(Page and application data records)

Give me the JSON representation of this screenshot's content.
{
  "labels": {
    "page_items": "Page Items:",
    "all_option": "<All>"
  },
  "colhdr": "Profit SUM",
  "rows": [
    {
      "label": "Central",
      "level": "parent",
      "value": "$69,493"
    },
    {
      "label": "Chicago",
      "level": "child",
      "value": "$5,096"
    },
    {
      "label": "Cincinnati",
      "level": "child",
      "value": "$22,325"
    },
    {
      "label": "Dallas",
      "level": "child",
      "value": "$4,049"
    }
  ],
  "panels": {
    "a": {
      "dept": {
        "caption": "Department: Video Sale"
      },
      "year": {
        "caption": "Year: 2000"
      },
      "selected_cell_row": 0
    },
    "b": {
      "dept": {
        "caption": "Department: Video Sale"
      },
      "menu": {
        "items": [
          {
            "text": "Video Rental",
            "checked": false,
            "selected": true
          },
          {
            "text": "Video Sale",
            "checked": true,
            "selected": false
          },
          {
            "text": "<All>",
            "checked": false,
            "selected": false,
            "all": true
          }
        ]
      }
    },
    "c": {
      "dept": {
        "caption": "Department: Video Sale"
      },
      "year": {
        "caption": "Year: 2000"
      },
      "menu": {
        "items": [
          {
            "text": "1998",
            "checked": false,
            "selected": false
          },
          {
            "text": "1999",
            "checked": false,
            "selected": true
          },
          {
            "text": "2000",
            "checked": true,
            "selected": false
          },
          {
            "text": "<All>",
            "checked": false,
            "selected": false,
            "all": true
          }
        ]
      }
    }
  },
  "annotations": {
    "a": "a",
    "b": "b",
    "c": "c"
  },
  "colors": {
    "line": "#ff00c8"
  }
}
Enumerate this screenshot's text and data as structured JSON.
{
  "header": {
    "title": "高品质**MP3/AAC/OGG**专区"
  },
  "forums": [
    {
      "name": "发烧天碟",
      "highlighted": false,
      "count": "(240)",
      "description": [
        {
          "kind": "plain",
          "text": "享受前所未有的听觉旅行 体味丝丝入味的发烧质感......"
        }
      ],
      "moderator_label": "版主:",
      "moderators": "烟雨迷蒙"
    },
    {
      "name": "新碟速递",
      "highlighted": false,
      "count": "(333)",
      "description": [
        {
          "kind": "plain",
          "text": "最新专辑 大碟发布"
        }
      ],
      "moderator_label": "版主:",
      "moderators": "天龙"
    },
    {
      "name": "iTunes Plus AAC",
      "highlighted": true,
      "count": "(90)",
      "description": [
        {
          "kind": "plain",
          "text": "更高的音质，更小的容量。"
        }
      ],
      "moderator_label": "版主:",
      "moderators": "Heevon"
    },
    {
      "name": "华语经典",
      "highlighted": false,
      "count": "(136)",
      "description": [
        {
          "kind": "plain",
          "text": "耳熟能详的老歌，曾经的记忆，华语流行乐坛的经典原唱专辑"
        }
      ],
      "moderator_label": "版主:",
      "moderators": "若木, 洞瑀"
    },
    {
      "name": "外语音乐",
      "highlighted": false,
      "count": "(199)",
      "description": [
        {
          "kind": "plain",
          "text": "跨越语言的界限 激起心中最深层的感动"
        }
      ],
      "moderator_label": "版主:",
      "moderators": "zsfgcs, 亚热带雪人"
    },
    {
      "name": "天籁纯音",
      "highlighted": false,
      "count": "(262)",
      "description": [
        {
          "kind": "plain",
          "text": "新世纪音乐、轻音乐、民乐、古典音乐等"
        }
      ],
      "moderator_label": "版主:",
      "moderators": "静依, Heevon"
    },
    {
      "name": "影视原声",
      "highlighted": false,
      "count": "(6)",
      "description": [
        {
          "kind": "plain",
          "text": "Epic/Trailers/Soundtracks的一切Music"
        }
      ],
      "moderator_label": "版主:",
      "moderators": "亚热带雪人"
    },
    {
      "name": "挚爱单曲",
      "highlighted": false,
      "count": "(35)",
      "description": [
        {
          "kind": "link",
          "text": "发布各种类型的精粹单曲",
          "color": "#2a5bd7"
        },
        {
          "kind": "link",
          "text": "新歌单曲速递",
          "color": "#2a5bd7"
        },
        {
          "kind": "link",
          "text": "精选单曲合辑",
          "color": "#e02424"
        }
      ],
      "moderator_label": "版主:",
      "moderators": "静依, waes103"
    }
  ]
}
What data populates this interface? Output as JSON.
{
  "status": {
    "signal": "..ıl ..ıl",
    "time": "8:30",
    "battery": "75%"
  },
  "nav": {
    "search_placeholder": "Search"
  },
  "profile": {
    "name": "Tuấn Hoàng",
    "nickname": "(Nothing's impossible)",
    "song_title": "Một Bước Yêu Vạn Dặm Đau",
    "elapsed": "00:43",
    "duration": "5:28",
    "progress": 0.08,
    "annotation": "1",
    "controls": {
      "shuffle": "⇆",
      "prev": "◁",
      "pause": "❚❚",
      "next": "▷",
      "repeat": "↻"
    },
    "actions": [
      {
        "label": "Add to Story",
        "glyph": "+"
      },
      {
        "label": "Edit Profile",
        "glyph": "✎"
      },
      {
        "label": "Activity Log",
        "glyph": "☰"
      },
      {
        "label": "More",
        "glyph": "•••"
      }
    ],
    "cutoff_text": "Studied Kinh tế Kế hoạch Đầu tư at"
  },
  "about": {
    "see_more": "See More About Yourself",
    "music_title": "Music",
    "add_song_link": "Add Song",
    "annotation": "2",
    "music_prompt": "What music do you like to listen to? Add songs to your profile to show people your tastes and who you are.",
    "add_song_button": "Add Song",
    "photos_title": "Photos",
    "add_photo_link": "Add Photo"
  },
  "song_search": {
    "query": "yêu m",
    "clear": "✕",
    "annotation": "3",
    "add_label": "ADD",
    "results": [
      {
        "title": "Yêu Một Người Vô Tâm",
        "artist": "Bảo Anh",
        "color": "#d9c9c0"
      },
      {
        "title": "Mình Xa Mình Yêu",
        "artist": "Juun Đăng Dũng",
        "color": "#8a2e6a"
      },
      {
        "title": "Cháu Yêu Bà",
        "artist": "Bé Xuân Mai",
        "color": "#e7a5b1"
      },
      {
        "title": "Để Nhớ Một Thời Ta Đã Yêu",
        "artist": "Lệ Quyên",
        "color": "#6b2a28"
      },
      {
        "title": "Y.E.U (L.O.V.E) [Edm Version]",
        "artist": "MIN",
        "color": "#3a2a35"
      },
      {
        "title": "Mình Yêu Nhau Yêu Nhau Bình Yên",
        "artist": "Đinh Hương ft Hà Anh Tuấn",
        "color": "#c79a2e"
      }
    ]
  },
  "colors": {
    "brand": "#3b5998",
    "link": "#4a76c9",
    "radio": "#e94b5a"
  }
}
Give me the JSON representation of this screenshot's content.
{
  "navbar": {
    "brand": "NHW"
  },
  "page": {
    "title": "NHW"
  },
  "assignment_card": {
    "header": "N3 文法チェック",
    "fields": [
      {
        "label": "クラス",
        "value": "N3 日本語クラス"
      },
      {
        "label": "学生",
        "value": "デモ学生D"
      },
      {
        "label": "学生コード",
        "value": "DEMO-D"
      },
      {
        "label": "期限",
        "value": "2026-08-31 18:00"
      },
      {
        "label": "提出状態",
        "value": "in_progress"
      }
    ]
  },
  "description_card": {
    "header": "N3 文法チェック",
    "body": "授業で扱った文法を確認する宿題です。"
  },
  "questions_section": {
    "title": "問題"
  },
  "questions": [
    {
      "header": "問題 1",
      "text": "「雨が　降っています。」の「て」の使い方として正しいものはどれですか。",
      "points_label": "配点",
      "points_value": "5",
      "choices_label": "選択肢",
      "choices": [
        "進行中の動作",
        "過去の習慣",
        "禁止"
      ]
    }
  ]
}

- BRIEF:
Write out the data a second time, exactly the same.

- RESULT OF THE TASK:
Give me the JSON representation of this screenshot's content.
{
  "labels": {
    "page_items": "Page Items:",
    "all_option": "<All>"
  },
  "colhdr": "Profit SUM",
  "rows": [
    {
      "label": "Central",
      "level": "parent",
      "value": "$69,493"
    },
    {
      "label": "Chicago",
      "level": "child",
      "value": "$5,096"
    },
    {
      "label": "Cincinnati",
      "level": "child",
      "value": "$22,325"
    },
    {
      "label": "Dallas",
      "level": "child",
      "value": "$4,049"
    }
  ],
  "panels": {
    "a": {
      "dept": {
        "caption": "Department: Video Sale"
      },
      "year": {
        "caption": "Year: 2000"
      },
      "selected_cell_row": 0
    },
    "b": {
      "dept": {
        "caption": "Department: Video Sale"
      },
      "menu": {
        "items": [
          {
            "text": "Video Rental",
            "checked": false,
            "selected": true
          },
          {
            "text": "Video Sale",
            "checked": true,
            "selected": false
          },
          {
            "text": "<All>",
            "checked": false,
            "selected": false,
            "all": true
          }
        ]
      }
    },
    "c": {
      "dept": {
        "caption": "Department: Video Sale"
      },
      "year": {
        "caption": "Year: 2000"
      },
      "menu": {
        "items": [
          {
            "text": "1998",
            "checked": false,
            "selected": false
          },
          {
            "text": "1999",
            "checked": false,
            "selected": true
          },
          {
            "text": "2000",
            "checked": true,
            "selected": false
          },
          {
            "text": "<All>",
            "checked": false,
            "selected": false,
            "all": true
          }
        ]
      }
    }
  },
  "annotations": {
    "a": "a",
    "b": "b",
    "c": "c"
  },
  "colors": {
    "line": "#ff00c8"
  }
}
Enumerate this screenshot's text and data as structured JSON.
{
  "header": {
    "title": "高品质**MP3/AAC/OGG**专区"
  },
  "forums": [
    {
      "name": "发烧天碟",
      "highlighted": false,
      "count": "(240)",
      "description": [
        {
          "kind": "plain",
          "text": "享受前所未有的听觉旅行 体味丝丝入味的发烧质感......"
        }
      ],
      "moderator_label": "版主:",
      "moderators": "烟雨迷蒙"
    },
    {
      "name": "新碟速递",
      "highlighted": false,
      "count": "(333)",
      "description": [
        {
          "kind": "plain",
          "text": "最新专辑 大碟发布"
        }
      ],
      "moderator_label": "版主:",
      "moderators": "天龙"
    },
    {
      "name": "iTunes Plus AAC",
      "highlighted": true,
      "count": "(90)",
      "description": [
        {
          "kind": "plain",
          "text": "更高的音质，更小的容量。"
        }
      ],
      "moderator_label": "版主:",
      "moderators": "Heevon"
    },
    {
      "name": "华语经典",
      "highlighted": false,
      "count": "(136)",
      "description": [
        {
          "kind": "plain",
          "text": "耳熟能详的老歌，曾经的记忆，华语流行乐坛的经典原唱专辑"
        }
      ],
      "moderator_label": "版主:",
      "moderators": "若木, 洞瑀"
    },
    {
      "name": "外语音乐",
      "highlighted": false,
      "count": "(199)",
      "description": [
        {
          "kind": "plain",
          "text": "跨越语言的界限 激起心中最深层的感动"
        }
      ],
      "moderator_label": "版主:",
      "moderators": "zsfgcs, 亚热带雪人"
    },
    {
      "name": "天籁纯音",
      "highlighted": false,
      "count": "(262)",
      "description": [
        {
          "kind": "plain",
          "text": "新世纪音乐、轻音乐、民乐、古典音乐等"
        }
      ],
      "moderator_label": "版主:",
      "moderators": "静依, Heevon"
    },
    {
      "name": "影视原声",
      "highlighted": false,
      "count": "(6)",
      "description": [
        {
          "kind": "plain",
          "text": "Epic/Trailers/Soundtracks的一切Music"
        }
      ],
      "moderator_label": "版主:",
      "moderators": "亚热带雪人"
    },
    {
      "name": "挚爱单曲",
      "highlighted": false,
      "count": "(35)",
      "description": [
        {
          "kind": "link",
          "text": "发布各种类型的精粹单曲",
          "color": "#2a5bd7"
        },
        {
          "kind": "link",
          "text": "新歌单曲速递",
          "color": "#2a5bd7"
        },
        {
          "kind": "link",
          "text": "精选单曲合辑",
          "color": "#e02424"
        }
      ],
      "moderator_label": "版主:",
      "moderators": "静依, waes103"
    }
  ]
}
What data populates this interface? Output as JSON.
{
  "status": {
    "signal": "..ıl ..ıl",
    "time": "8:30",
    "battery": "75%"
  },
  "nav": {
    "search_placeholder": "Search"
  },
  "profile": {
    "name": "Tuấn Hoàng",
    "nickname": "(Nothing's impossible)",
    "song_title": "Một Bước Yêu Vạn Dặm Đau",
    "elapsed": "00:43",
    "duration": "5:28",
    "progress": 0.08,
    "annotation": "1",
    "controls": {
      "shuffle": "⇆",
      "prev": "◁",
      "pause": "❚❚",
      "next": "▷",
      "repeat": "↻"
    },
    "actions": [
      {
        "label": "Add to Story",
        "glyph": "+"
      },
      {
        "label": "Edit Profile",
        "glyph": "✎"
      },
      {
        "label": "Activity Log",
        "glyph": "☰"
      },
      {
        "label": "More",
        "glyph": "•••"
      }
    ],
    "cutoff_text": "Studied Kinh tế Kế hoạch Đầu tư at"
  },
  "about": {
    "see_more": "See More About Yourself",
    "music_title": "Music",
    "add_song_link": "Add Song",
    "annotation": "2",
    "music_prompt": "What music do you like to listen to? Add songs to your profile to show people your tastes and who you are.",
    "add_song_button": "Add Song",
    "photos_title": "Photos",
    "add_photo_link": "Add Photo"
  },
  "song_search": {
    "query": "yêu m",
    "clear": "✕",
    "annotation": "3",
    "add_label": "ADD",
    "results": [
      {
        "title": "Yêu Một Người Vô Tâm",
        "artist": "Bảo Anh",
        "color": "#d9c9c0"
      },
      {
        "title": "Mình Xa Mình Yêu",
        "artist": "Juun Đăng Dũng",
        "color": "#8a2e6a"
      },
      {
        "title": "Cháu Yêu Bà",
        "artist": "Bé Xuân Mai",
        "color": "#e7a5b1"
      },
      {
        "title": "Để Nhớ Một Thời Ta Đã Yêu",
        "artist": "Lệ Quyên",
        "color": "#6b2a28"
      },
      {
        "title": "Y.E.U (L.O.V.E) [Edm Version]",
        "artist": "MIN",
        "color": "#3a2a35"
      },
      {
        "title": "Mình Yêu Nhau Yêu Nhau Bình Yên",
        "artist": "Đinh Hương ft Hà Anh Tuấn",
        "color": "#c79a2e"
      }
    ]
  },
  "colors": {
    "brand": "#3b5998",
    "link": "#4a76c9",
    "radio": "#e94b5a"
  }
}
Give me the JSON representation of this screenshot's content.
{
  "navbar": {
    "brand": "NHW"
  },
  "page": {
    "title": "NHW"
  },
  "assignment_card": {
    "header": "N3 文法チェック",
    "fields": [
      {
        "label": "クラス",
        "value": "N3 日本語クラス"
      },
      {
        "label": "学生",
        "value": "デモ学生D"
      },
      {
        "label": "学生コード",
        "value": "DEMO-D"
      },
      {
        "label": "期限",
        "value": "2026-08-31 18:00"
      },
      {
        "label": "提出状態",
        "value": "in_progress"
      }
    ]
  },
  "description_card": {
    "header": "N3 文法チェック",
    "body": "授業で扱った文法を確認する宿題です。"
  },
  "questions_section": {
    "title": "問題"
  },
  "questions": [
    {
      "header": "問題 1",
      "text": "「雨が　降っています。」の「て」の使い方として正しいものはどれですか。",
      "points_label": "配点",
      "points_value": "5",
      "choices_label": "選択肢",
      "choices": [
        "進行中の動作",
        "過去の習慣",
        "禁止"
      ]
    }
  ]
}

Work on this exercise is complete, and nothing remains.